#3 Enlist Your Kids To Declutter
Decluttering is an essential part of downsizing your house. To commemorate your family home and streamline the decluttering process, invite your children home for the weekend to sort through belongings room by room.
While childhood notebooks and tchotchkes hold many memories, they likely shouldn’t make the journey to your new home. Instead, only keep items that hold sentimental value. Donate unwanted items, put valuables in a storage space, and take photos of old notes, crafts, and baby clothes to digitize your most special memories.
#4 Redecorate, Redesign, and Renovate Your Home
Remodeling your house before its sale can increase its return on investment (ROI), and thus, the value of your home.2 As such, consider spiffing up the exterior of your home, which can include giving your home a fresh coat of paint, restaining your wood deck, or landscaping your front and back yards.
Inside your home, seek to update appliances, bathroom fixtures, and kitchen cabinetry. And hire a professional to repair any structural issues before you list your home, including:
- Cracked sidewalks
- Bulging walls
- Leaky roof tiles
- Slow drainage
- Gurgling toilets
Similarly, redesign your home’s interior with a minimalist approach. Once you’ve decluttered, you’ll naturally have fewer items. However, to increase offers, you can also consider staging your home with limited wall art and soft, neutral tones.
Get Savvy with a Sale-Leaseback
There are many unexpected benefits of downsizing your home, and as an empty nester, you can streamline the downsizing process by creating a budget and ideating your next home prior to decluttering, renovating, and listing your house.
To shorten the sales process, consider a residential sale-leaseback solution. These solutions allow you to sell your home quickly and convert its equity into cash but remain in the home as a renter. Get the liquidity you need to pursue the next stage of life but remain in the home while you work out the details.

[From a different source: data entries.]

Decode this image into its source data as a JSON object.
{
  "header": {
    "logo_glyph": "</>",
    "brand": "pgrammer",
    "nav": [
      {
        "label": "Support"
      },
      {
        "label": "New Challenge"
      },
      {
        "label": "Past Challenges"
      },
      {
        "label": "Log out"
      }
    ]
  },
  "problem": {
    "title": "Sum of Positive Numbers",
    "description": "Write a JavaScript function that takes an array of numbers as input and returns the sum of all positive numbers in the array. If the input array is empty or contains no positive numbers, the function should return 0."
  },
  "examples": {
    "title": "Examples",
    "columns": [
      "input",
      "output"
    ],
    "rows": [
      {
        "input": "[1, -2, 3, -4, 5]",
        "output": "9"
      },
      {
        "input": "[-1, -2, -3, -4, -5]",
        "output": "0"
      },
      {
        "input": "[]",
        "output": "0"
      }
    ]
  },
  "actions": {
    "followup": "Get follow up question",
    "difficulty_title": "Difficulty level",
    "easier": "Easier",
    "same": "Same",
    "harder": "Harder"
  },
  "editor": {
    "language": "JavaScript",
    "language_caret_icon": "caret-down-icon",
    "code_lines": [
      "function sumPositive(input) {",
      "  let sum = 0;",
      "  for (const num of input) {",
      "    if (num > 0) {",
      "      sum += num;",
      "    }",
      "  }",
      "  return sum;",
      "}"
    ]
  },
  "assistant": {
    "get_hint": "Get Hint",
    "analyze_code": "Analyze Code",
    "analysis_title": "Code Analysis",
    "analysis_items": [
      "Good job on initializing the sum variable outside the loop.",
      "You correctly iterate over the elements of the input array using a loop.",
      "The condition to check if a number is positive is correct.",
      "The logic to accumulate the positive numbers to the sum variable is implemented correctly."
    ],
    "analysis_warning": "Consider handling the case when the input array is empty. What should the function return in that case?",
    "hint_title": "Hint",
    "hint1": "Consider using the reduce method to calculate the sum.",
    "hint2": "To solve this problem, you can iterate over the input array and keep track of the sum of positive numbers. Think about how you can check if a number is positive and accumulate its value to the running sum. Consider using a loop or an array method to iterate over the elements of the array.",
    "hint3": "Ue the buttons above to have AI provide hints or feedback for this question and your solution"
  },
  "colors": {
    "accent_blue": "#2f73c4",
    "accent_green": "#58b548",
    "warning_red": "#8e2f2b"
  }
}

Empty nesters often opt to downsize to a smaller property to reduce housing costs and consolidate their space. That said, to make your downsizing experience an effortless one, we recommend:
- Planning for long-term expenses
- Beginning your home search prior to listing your old one
- Encouraging your kids to help declutter
- Renovating your home to improve its value and increase the number of offers
- Experian. Financial Pros and Cons of Downsizing Your Home. https://www.experian.com/blogs/ask-experian/pros-and-cons-of-downsizing-your-home/
- The New York Times. Downsizing in Retirement: Expenses They Didn’t Expect. https://www.nytimes.com/2022/09/09/business/retirement/retirement-downsizing-real-estate.html
- Investopedia. Will Your Home Renovations Pay Off? https://www.investopedia.com/articles/mortgages-real-estate/08/add-value-to-real-estate.asp#